■ TASK GOAL: Could you find every line in the entries below that holds the word "icon" and copy it?

■ EXCERPTED DATA:
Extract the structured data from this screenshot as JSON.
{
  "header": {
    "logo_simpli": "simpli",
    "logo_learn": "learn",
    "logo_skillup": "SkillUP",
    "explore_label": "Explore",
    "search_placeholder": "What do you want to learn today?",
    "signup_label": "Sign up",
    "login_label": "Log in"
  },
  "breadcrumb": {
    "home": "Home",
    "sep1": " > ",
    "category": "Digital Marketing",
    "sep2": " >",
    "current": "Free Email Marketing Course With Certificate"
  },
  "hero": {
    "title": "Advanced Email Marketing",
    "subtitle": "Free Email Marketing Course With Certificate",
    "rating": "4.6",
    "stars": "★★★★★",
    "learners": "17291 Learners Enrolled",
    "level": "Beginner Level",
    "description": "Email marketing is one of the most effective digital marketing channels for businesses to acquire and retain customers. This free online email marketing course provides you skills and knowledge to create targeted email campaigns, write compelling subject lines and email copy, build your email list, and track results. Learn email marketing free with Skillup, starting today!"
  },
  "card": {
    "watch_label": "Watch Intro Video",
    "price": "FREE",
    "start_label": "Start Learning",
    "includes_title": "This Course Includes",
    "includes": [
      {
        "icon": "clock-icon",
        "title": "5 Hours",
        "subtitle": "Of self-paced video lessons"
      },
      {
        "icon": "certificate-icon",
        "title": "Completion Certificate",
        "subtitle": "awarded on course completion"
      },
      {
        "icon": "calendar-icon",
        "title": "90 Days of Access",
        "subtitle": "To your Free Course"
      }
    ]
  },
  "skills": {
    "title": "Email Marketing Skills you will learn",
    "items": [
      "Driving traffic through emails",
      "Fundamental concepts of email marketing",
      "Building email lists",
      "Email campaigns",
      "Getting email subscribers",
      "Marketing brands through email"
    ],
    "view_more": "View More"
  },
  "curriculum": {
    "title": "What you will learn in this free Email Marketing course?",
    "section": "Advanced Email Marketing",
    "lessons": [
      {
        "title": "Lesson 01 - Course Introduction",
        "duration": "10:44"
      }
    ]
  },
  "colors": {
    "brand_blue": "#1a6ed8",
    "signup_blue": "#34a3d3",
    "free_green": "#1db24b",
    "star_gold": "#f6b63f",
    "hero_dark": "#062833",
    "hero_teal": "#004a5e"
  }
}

■ TASK OUTPUT:
        "icon": "clock-icon",
        "icon": "certificate-icon",
        "icon": "calendar-icon",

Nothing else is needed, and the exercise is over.